“Early Iron Age Knossos and the Development of the City of the Historical Period”
“Not Sloppy but Hasty: Late Athenian Black-Figure”
"Xenophon and the unequal phalanx: a 4th century view on political egalitarianism”
"Violating the City: Plutarch’s Use of Religious Landscape in the Life of Sulla”
"Dialect and Poetic Self-Fashioning in Hellenistic Book Epigram"
“The Chaîne-Opératoire of Professional Butchery in the Archaic to Classical Athenian Agora: Changing Foodways in an Urban Context”
“The Purpose-Built Workspaces of the Classical Agora and Scales of Urban Production”
"Making rhetoric Roman in the first preface of Cicero’s de Inventione (1.1–5)"
“Exploring the Beginning of the Kerameikos of Pella in the Hellenistic period: Evidence from a Deposit East of the Agora”
“Finding the Peucetians: Using Burial Practices to identify a South Italian Culture”
Colloquium organized by
Emilia Oddo [UC] and Kostas Chalikias
“Exploring a Terra Incognita: Recent Research on Bronze Age Habitation in the Southern Ierapetra Isthmus"
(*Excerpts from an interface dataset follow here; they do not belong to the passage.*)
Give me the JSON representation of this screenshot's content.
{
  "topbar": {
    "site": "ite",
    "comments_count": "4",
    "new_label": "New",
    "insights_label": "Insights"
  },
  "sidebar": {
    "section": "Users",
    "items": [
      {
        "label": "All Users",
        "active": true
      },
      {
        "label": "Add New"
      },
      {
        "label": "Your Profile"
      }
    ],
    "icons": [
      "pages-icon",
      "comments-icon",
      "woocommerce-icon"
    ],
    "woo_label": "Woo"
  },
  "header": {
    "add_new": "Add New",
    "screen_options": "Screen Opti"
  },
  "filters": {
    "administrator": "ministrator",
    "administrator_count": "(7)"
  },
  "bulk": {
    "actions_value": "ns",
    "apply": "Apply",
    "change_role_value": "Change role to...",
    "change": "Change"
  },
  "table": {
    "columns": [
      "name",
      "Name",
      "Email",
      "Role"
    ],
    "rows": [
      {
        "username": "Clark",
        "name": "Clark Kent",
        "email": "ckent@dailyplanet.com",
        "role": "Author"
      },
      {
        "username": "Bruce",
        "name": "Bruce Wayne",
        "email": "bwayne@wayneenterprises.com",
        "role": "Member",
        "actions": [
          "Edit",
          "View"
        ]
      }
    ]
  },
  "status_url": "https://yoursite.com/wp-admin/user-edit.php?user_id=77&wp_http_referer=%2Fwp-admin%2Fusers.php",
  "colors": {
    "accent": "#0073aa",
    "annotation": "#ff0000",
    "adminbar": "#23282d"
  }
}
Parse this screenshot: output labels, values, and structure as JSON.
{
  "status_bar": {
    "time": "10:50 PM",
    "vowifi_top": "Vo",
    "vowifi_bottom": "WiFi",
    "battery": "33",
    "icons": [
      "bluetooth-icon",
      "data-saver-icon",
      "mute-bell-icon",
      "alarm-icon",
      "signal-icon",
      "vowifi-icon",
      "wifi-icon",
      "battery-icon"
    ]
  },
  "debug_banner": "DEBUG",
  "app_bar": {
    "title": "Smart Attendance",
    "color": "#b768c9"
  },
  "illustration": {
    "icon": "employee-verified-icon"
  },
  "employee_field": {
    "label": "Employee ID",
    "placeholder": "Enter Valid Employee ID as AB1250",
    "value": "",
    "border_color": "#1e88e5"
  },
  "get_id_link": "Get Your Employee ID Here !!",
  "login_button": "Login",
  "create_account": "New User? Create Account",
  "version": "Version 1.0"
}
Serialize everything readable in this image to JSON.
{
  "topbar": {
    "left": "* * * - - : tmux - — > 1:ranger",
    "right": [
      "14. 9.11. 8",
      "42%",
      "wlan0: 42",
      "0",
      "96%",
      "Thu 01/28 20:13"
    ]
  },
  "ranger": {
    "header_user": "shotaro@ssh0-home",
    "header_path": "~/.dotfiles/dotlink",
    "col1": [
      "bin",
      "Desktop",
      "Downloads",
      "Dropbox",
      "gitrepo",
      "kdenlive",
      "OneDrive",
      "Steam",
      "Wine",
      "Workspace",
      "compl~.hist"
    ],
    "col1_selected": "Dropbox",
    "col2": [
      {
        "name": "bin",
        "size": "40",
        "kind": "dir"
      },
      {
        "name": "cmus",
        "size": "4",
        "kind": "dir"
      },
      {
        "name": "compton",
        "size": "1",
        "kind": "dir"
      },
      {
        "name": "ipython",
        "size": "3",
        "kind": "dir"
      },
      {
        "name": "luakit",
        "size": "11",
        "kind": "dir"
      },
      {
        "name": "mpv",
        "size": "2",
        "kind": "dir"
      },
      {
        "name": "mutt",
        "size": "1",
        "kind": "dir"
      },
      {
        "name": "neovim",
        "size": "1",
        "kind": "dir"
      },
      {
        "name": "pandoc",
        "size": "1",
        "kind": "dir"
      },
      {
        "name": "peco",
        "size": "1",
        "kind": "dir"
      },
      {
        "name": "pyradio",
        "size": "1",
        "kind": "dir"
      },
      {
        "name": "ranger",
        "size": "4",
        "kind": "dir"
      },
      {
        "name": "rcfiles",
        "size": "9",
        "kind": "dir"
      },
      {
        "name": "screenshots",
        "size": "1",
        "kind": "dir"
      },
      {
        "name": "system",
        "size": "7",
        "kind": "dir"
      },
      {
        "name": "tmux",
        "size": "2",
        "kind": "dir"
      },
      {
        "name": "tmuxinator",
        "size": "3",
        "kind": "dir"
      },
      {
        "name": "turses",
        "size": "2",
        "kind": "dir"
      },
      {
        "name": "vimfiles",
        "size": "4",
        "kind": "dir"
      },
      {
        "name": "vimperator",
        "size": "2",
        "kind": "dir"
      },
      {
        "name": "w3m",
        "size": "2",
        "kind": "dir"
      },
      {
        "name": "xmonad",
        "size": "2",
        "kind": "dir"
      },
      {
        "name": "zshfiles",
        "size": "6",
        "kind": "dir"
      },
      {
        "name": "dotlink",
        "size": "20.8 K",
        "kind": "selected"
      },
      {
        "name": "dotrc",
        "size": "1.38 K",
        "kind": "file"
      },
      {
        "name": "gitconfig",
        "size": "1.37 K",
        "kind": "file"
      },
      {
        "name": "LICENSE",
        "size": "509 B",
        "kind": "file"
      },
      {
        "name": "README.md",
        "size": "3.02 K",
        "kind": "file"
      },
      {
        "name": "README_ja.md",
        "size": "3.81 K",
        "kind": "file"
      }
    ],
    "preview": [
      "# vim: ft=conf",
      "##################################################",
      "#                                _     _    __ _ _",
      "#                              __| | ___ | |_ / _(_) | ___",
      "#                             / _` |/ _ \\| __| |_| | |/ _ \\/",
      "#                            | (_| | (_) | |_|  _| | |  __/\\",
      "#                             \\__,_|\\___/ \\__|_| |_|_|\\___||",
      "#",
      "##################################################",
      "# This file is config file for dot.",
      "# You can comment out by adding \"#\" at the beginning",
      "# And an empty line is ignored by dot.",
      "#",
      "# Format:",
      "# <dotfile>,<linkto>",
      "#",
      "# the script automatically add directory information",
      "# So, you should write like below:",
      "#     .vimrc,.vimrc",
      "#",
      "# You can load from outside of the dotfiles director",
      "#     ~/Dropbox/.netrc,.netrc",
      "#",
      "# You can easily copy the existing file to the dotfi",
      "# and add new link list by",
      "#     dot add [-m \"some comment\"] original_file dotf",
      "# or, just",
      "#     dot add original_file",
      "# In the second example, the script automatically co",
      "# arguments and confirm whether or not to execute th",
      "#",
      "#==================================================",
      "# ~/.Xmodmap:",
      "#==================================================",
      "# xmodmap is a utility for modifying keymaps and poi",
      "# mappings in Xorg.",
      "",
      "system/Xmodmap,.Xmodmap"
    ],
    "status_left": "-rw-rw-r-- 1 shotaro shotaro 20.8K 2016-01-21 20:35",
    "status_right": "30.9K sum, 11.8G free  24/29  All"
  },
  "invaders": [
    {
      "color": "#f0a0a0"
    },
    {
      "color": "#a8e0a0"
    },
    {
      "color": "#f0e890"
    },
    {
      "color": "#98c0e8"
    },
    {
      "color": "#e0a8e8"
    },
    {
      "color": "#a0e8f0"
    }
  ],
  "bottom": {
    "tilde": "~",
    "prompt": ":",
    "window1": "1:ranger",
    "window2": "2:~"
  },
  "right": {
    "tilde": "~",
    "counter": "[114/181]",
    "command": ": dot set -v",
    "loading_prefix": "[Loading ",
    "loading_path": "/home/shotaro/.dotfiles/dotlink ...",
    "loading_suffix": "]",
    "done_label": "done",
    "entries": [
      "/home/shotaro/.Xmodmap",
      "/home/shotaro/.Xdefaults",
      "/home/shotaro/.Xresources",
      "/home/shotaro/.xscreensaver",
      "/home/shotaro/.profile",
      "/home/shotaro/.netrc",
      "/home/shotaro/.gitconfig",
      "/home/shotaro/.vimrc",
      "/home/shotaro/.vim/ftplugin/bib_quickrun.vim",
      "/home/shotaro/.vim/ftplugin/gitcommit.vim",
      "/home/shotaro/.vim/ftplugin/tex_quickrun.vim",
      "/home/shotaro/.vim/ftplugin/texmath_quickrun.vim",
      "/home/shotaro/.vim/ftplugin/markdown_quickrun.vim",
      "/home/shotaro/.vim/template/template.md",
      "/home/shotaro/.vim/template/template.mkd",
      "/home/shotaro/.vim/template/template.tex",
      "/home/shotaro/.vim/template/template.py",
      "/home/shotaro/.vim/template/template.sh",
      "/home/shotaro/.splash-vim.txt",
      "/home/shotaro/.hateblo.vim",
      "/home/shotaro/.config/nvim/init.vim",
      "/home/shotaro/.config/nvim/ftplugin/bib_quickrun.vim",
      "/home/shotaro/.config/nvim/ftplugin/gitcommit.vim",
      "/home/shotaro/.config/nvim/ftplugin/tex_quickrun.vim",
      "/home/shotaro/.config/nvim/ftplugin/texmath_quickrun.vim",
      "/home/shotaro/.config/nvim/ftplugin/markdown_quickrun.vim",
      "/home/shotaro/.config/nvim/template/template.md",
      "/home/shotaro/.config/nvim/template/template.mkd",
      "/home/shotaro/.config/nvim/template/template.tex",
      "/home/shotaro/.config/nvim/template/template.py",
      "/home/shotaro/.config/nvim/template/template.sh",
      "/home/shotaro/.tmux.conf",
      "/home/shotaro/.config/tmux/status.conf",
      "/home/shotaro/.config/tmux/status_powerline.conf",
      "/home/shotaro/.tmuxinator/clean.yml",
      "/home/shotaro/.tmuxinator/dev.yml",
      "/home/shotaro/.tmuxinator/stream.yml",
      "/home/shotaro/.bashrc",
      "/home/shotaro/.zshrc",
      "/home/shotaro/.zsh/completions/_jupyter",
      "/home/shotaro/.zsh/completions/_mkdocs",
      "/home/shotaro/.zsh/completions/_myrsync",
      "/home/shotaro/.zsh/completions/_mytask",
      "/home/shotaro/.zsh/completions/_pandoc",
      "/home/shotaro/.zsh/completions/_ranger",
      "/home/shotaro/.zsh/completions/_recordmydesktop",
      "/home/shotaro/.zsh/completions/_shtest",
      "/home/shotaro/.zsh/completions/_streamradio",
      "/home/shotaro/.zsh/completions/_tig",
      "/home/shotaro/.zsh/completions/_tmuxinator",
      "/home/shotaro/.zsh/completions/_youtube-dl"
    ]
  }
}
Step into the Sherie and Len Marek Family Gallery at the Cincinnati Art Museum, and you are greeted by faces from the past -- two rows of ancient sculptures from the ancient Mediterranean and Egypt. Visible through the doorway at the other end of the room, a larger than life marble lion crouches, ready to spring off a pedestal in the Millard F. Rogers Jr. Gallery. Here, you will find the oldest piece in the museum: a red and black clay vessel from ancient Egypt's Naqada culture, decorated with an incised Barbary sheep.
On October 3, 2015, the Cincinnati Art Museum opened two new permanent galleries to display their collections of ancient Greek, Roman, and Egyptian art. This undertaking was the product of collaboration between students and faculty from UC, especially graduate students from the Department of Classics, and the Curatorial and Learning & Interpretation departments at the CAM. The partnership re-established ties between the distinguished Classics community at UC and the CAM, a fixture of the greater Cincinnati area since 1886. The invitation to be part of the re-installation of the antiquities collections was presented to Professor Kathleen Lynch by Museum Director Cameron Kitchin in February 2015, and the immediate answer was an enthusiastic yes.
Bronze mirror with ivory handle in situ.
This summer's excavations at Pylos, lead by Jack Davis and Shari Strocker, yielded an unlooted warror grave with a full burial and over 1400 grave goods. Read about it here from the UC Magazine's article: UC team discovers rare warrior tomb filled with bronze age wealth and weapons.
This is also covered in the New York Times article: A Warrior's Grave at Pylos, Greece, Could Be a Gateway to Civilizations.
If you wish to support the conservation and study of the Grave of the Griffin Warrior, clickhere and enter Friends of Pylos in the comment box.